Fine Sovereigns and Pounds

By Queen Mary's reign (1553-4), gold coins were once more struck to the 23¾ carat standard. The newly issued 'Fine Sovereigns' struck to this standard, were valued at 30 shillings. In 1592, under the reign of Elizabeth I, a 22 carat (91.6%) gold 'Pound' coin with a value of 20 shillings was introduced alongside the 30 shilling 'Fine Sovereign'. By 1603-4 in the reign of James I, this confusing state of affairs had been rationalised (in the short-term) by the issue of a smaller and lighter 22 carat gold sovereign coin valued, once more, at 20 shillings. This was to be the last sovereign issued for over two centuries!

The Unite, the Laurel and the Broad

In 1604, the weight of the gold sovereign/pound was again reduced and the new coin became known as the 'Unite'. In 1612, the 'unite' was revalued to 22 shillings. A yet again smaller 20 shilling gold coin - the 'Laurel' was introduced in 1619 but survived only until 1625 when the 'unite' was devalued to it's original value of 20 shillings. The 'unite' survived the civil war and execution of Charles I in 1649 and continued to be minted during Oliver Cromwell's 'Commonwealth'. Another, smaller 20 shilling gold coin known as the 'broad' was issued in 1656. After the 'Restoration' of Charles II to the crown in 1660, unites were hammered for another two years.

Gold from Guinea

In 1662, two major initiatives were introduced. Firstly, hand hammering of coins was abandoned in favour of manufacture by the Roettiers improved mill and screw presses. Secondly, new 20 shilling coins were minted with gold imported by the Africa Company from Guinea - hence the name of the new coin - the 'guinea'. 50 shilling (5 guinea) and 10 shilling (Half Guinea) coins were also introduced. All coins were minted at the 22 carat (91.6%) gold standard. The guinea was re-valued to 21s 6d at the commencement of the reign of William and Mary (1688-1694) and by the end of their reign had reached 30 shillings. The fluctuating value finally settled again at 21s 6d by 1698 and remained at this value for the balance of William III's reign (1694-1702) and throughout Anne's reign (1702-14), the latter period significant for the Act of Union of 1707 which effected the unification of the ancient kingdoms of England and Scotland into a single realm and resulted in changes to the royal arms appearing on all coins.

During the first of the Hanoverian kings, George I's, reign (1714-27) more changes occurred to the royal arms. The guinea was re-valued for the final time to 21 shillings in 1717 and remained at this value for 96 years. A short-lived issue of quarter-guinea coins was made in 1718 and in 1733, all hammered gold coins were officially withdrawn and demonetised. The last of the guineas, the famous 'spade guinea' featuring a spade shaped shield on the reverse, was issued between 1787 and 1796. In the first years of the 19th century, gold coin issues were restricted to half and third guinea coins.

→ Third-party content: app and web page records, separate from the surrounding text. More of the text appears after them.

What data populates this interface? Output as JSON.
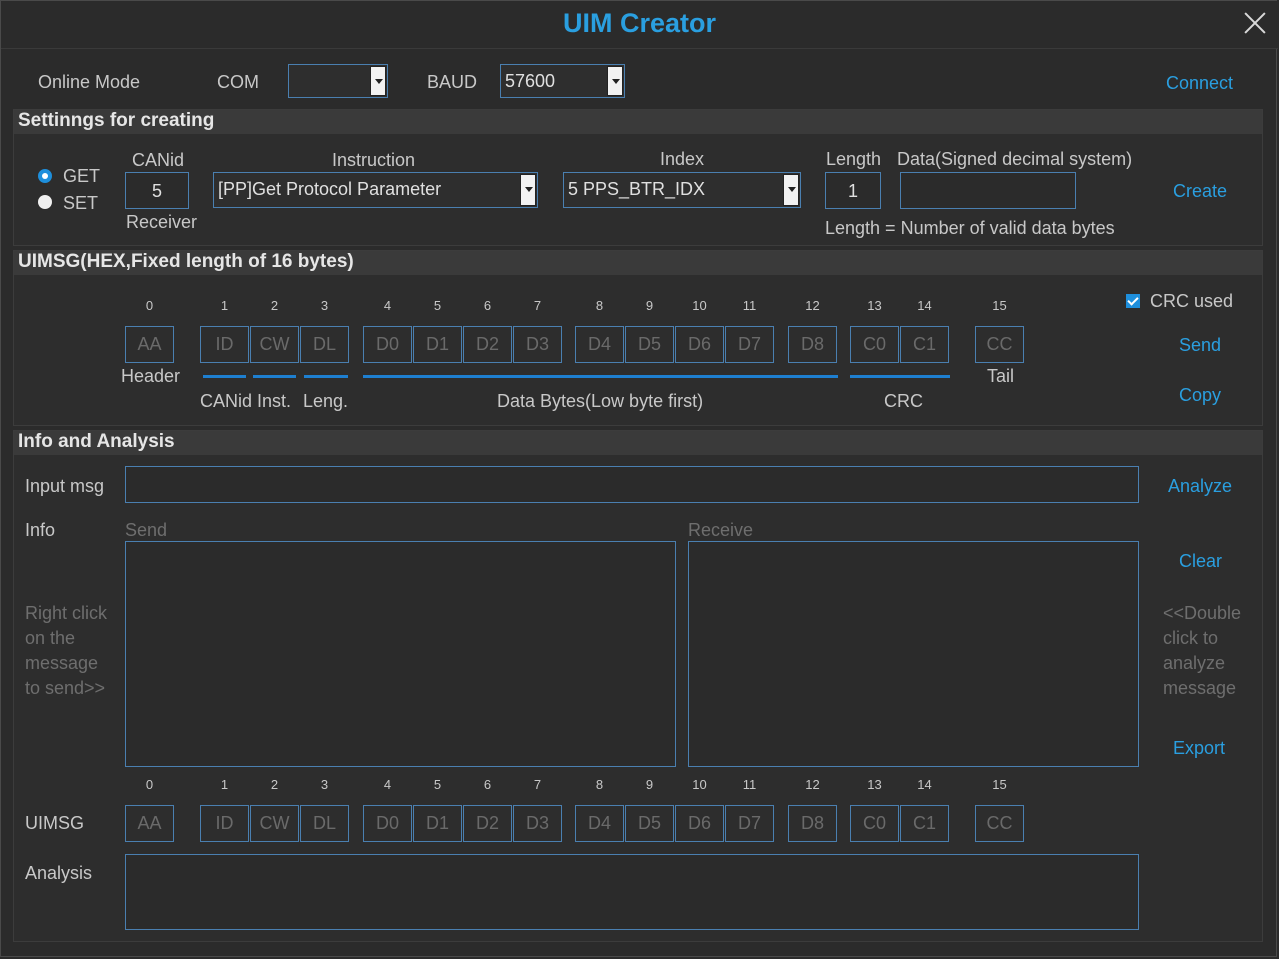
{
  "window": {
    "title": "UIM Creator"
  },
  "online": {
    "mode_label": "Online Mode",
    "com_label": "COM",
    "com_value": "",
    "baud_label": "BAUD",
    "baud_value": "57600",
    "connect": "Connect"
  },
  "settings": {
    "heading": "Settinngs for creating",
    "get": "GET",
    "set": "SET",
    "canid_label": "CANid",
    "canid_value": "5",
    "receiver_label": "Receiver",
    "instruction_label": "Instruction",
    "instruction_value": "[PP]Get Protocol Parameter",
    "index_label": "Index",
    "index_value": "5 PPS_BTR_IDX",
    "length_label": "Length",
    "length_value": "1",
    "data_label": "Data(Signed decimal system)",
    "data_value": "",
    "length_note": "Length = Number of valid data bytes",
    "create": "Create"
  },
  "uimsg": {
    "heading": "UIMSG(HEX,Fixed length of 16 bytes)",
    "indices": [
      "0",
      "1",
      "2",
      "3",
      "4",
      "5",
      "6",
      "7",
      "8",
      "9",
      "10",
      "11",
      "12",
      "13",
      "14",
      "15"
    ],
    "bytes": [
      "AA",
      "ID",
      "CW",
      "DL",
      "D0",
      "D1",
      "D2",
      "D3",
      "D4",
      "D5",
      "D6",
      "D7",
      "D8",
      "C0",
      "C1",
      "CC"
    ],
    "header_label": "Header",
    "canid_label": "CANid",
    "inst_label": "Inst.",
    "leng_label": "Leng.",
    "data_label": "Data Bytes(Low byte first)",
    "crc_label": "CRC",
    "tail_label": "Tail",
    "crc_used": "CRC used",
    "send": "Send",
    "copy": "Copy"
  },
  "info": {
    "heading": "Info and Analysis",
    "input_label": "Input msg",
    "input_value": "",
    "analyze": "Analyze",
    "info_label": "Info",
    "send_label": "Send",
    "receive_label": "Receive",
    "clear": "Clear",
    "right_hint": [
      "Right click",
      "on the",
      "message",
      "to send>>"
    ],
    "left_hint": [
      "<<Double",
      "click to",
      "analyze",
      "message"
    ],
    "export": "Export",
    "uimsg_label": "UIMSG",
    "analysis_label": "Analysis"
  },
  "colors": {
    "accent": "#2a9fe0",
    "background": "#2b2b2b",
    "border": "#4a7fb0"
  }
}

After a gap of 17 years the spade guinea was issued for the final time in 1813.

Modern Sovereigns

The year 1816 was a landmark for British coinage. The mint was moved from the Tower of London to a new site on Tower Hill and steam powered minting machinery built by Boulton and Watt replaced the old hand operated presses. Significantly, new coinage was produced with an intrinsic value substantially below the face value of each coin - the first official token coinage in the world. In 1817, after an absence of 213 years, sovereigns were minted to replace the guinea. The new coins, valued at 20 shillings (the same as the original rate of over three centuries earlier), were accompanied by half sovereign issues and pattern five & two pound pieces. All were minted to the 22 carat (91.6%) fineness standard previously used for the guinea.